State education leaders are infuriated by the General Assembly's passage of legislation that would diminish their role in deciding how schools are held accountable over the next 15 years.

Members of the Maryland State Board of Education see the measure, which would forbid the state from using charter schools and vouchers to fix failing schools, as a power grab by the legislature.


Gov. Larry Hogan has said he will veto the bill. State education officials are hoping to prevent a veto override.

The legislation also would set a cap on a how much weight standardized test scores and other performance measures would be given in school rankings. Such education policy decisions have traditionally been left to the state school board.


"We believe it infringes on the ability of the state board to make key education policy decisions independently and outside of politics," said Andrew Smarick, the board president. The board has written two sharply worded letters of opposition to the legislature.

The legislation's supporters, including Del. Eric Luedtke, a Montgomery County Democrat, have said the measure is needed to prevent the state board from unilaterally taking severe steps.

The bill passed with large majorities, and a successful override vote in the final days of the legislative session appears likely if the governor vetoes the measure.

The showdown between Hogan and legislators over the "Protect Our Schools" bill is part of a larger national debate that has erupted over privatization of education. President Donald Trump and his education secretary, Betsy DeVos, have said they will push states to provide low-income students more school choice by giving them state-funded vouchers to attend private schools. DeVos also has been a strong proponent of expanding charter schools.

The state teachers union supports the Annapolis bill, saying it's necessary to protect public schools.

"While it's clear that Governor Hogan's state school board is frustrated with the legislature's actions, it pales in comparison to the frustration that stakeholders — led by public educators and parents — had with the board's intentions to carry out Betsy DeVos' vision for school privatization," said Betty Weller, the union president.

"The General Assembly had an obligation to step in on behalf of their constituents," she said.

The bill has lukewarm support from the association of Maryland school superintendents and more vigorous support from a number of other education groups in the state.

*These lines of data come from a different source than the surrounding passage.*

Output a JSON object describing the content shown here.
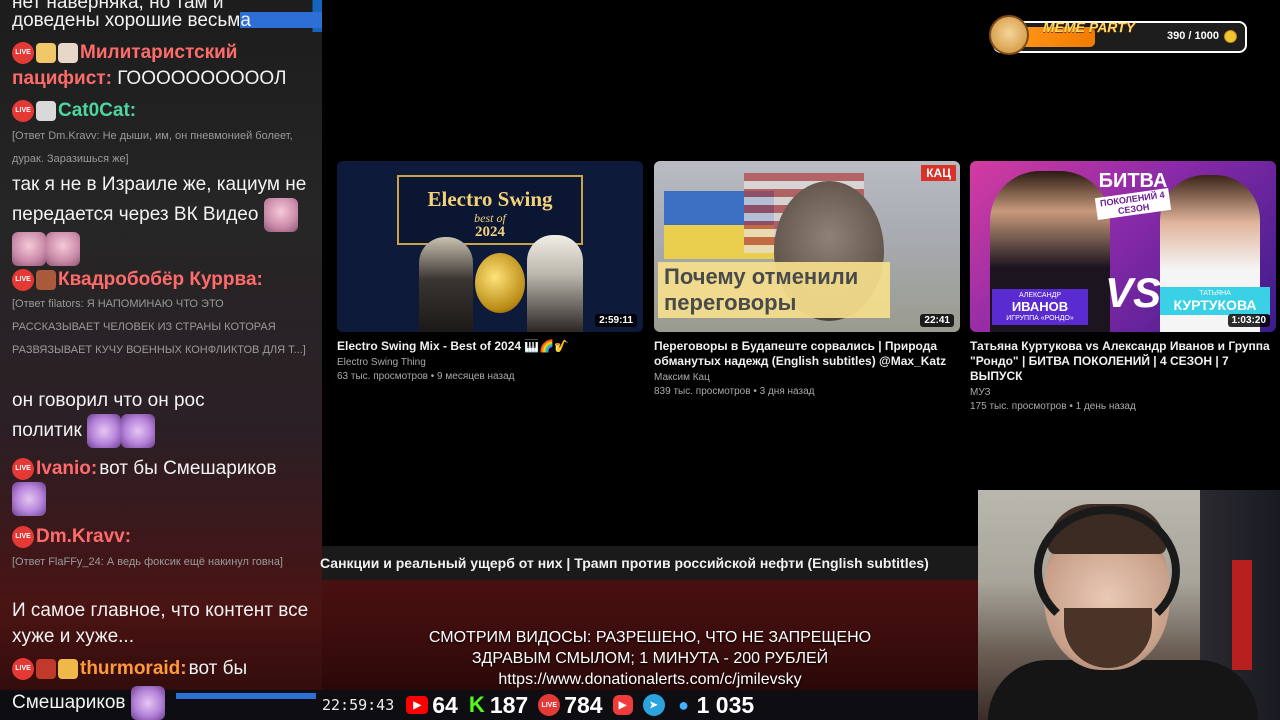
{
  "chat": {
    "messages": [
      {
        "type": "text",
        "text": "нет наверняка, но там и"
      },
      {
        "type": "text",
        "text": "доведены хорошие весьма"
      },
      {
        "type": "msg",
        "user": "Милитаристский",
        "user2": "пацифист:",
        "color": "#ff6b6b",
        "text": "ГООООООООООЛ"
      },
      {
        "type": "msg",
        "user": "Cat0Cat:",
        "color": "#4ed6a0",
        "text": ""
      },
      {
        "type": "reply",
        "text": "[Ответ Dm.Kravv: Не дыши, им, он пневмонией болеет, дурак. Заразишься же]"
      },
      {
        "type": "text",
        "text": "так я не в Израиле же, кациум не передается через ВК Видео"
      },
      {
        "type": "msg",
        "user": "Квадробобёр Куррва:",
        "color": "#ff6b6b",
        "text": ""
      },
      {
        "type": "reply",
        "text": "[Ответ filators: Я НАПОМИНАЮ ЧТО ЭТО РАССКАЗЫВАЕТ ЧЕЛОВЕК ИЗ СТРАНЫ КОТОРАЯ РАЗВЯЗЫВАЕТ КУЧУ ВОЕННЫХ КОНФЛИКТОВ ДЛЯ Т...]"
      },
      {
        "type": "text",
        "text": "он говорил что он рос политик"
      },
      {
        "type": "msg",
        "user": "Ivanio:",
        "color": "#ff6b6b",
        "text": "вот бы Смешариков"
      },
      {
        "type": "msg",
        "user": "Dm.Kravv:",
        "color": "#ff6b6b",
        "text": ""
      },
      {
        "type": "reply",
        "text": "[Ответ FlaFFy_24: А ведь фоксик ещё накинул говна]"
      },
      {
        "type": "text",
        "text": "И самое главное, что контент все хуже и хуже..."
      },
      {
        "type": "msg",
        "user": "thurmoraid:",
        "color": "#ff9a3c",
        "text": "вот бы"
      },
      {
        "type": "text",
        "text": "Смешариков"
      }
    ],
    "badge_label": "LIVE"
  },
  "videos": [
    {
      "title": "Electro Swing Mix - Best of 2024 🎹🌈🎷",
      "channel": "Electro Swing Thing",
      "meta": "63 тыс. просмотров • 9 месяцев назад",
      "duration": "2:59:11",
      "thumb": {
        "line1": "Electro Swing",
        "line2": "best of",
        "line3": "2024"
      }
    },
    {
      "title": "Переговоры в Будапеште сорвались | Природа обманутых надежд (English subtitles) @Max_Katz",
      "channel": "Максим Кац",
      "meta": "839 тыс. просмотров • 3 дня назад",
      "duration": "22:41",
      "thumb": {
        "badge": "КАЦ",
        "band": "Почему отменили переговоры"
      }
    },
    {
      "title": "Татьяна Куртукова vs Александр Иванов и Группа \"Рондо\" | БИТВА ПОКОЛЕНИЙ | 4 СЕЗОН | 7 ВЫПУСК",
      "channel": "МУЗ",
      "meta": "175 тыс. просмотров • 1 день назад",
      "duration": "1:03:20",
      "thumb": {
        "big": "БИТВА",
        "ribbon": "ПОКОЛЕНИЙ 4 СЕЗОН",
        "vs": "VS",
        "name1_top": "АЛЕКСАНДР",
        "name1": "ИВАНОВ",
        "name1_sub": "ИГРУППА «РОНДО»",
        "name2_top": "ТАТЬЯНА",
        "name2": "КУРТУКОВА"
      }
    }
  ],
  "meme_party": {
    "label": "MEME PARTY",
    "count": "390 / 1000",
    "progress": 0.39
  },
  "now_playing": "Санкции и реальный ущерб от них | Трамп против российской нефти (English subtitles)",
  "info": {
    "line1": "СМОТРИМ ВИДОСЫ: РАЗРЕШЕНО, ЧТО НЕ ЗАПРЕЩЕНО",
    "line2": "ЗДРАВЫМ СМЫЛОМ; 1 МИНУТА - 200 РУБЛЕЙ",
    "line3": "https://www.donationalerts.com/c/jmilevsky"
  },
  "stats": {
    "clock": "22:59:43",
    "youtube": "64",
    "kick": "187",
    "live": "784",
    "total": "1 035"
  }
}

Many members of the state school board were appointed by Hogan; and some, including Smarick, are more supportive of a conservative school agenda. But even some of the more liberal-leaning members of the board, including holdovers of former Gov. Martin O'Malley, have opposed the legislation.

"These bills, if enacted, could damage the educational prospects of Maryland's children, especially the neediest among them, and dim the State's longstanding national reputation as a forward-looking education leader, especially in the area of accountability," the state board wrote in a letter to the legislature March 24.

At the center of the debate is what role the legislature and state school board should play in crafting the plan for holding students and schools accountable under the federal Every Student Succeeds Act. The state board has spent the past year holding public meetings around Maryland to get input for the plan, which must be submitted to the U.S. Department of Education in September.

The state board contends the legislature is stepping into the middle of that public process and dictating what the plan will be. Some agree.

"I am concerned about the eroded authority of the state board based on this bill," said Nancy S. Grasmick, a former state schools superintendent.

Hogan said he believes the plan would be rejected by federal education officials and could jeopardize about $250 million annually in federal funding.


The other controversial portion of the legislation mandates that academic factors account for only 65 percent of the formula that determines whether a school is meeting standards. Those measurements are expected to include test scores, yearly academic gains by students, and high school graduation rates.

Of about 10 states that have currently submitted plans to the federal government, Maryland's would have the weakest academic standards. Most other states have designated 75 percent as a minimum for academic factors, said Daria Hall, head of communications for The Education Trust, a Washington-based nonprofit.

Students need to be kept to "rigorous standards, and that is what parents want and what students need to be successful," Hall said.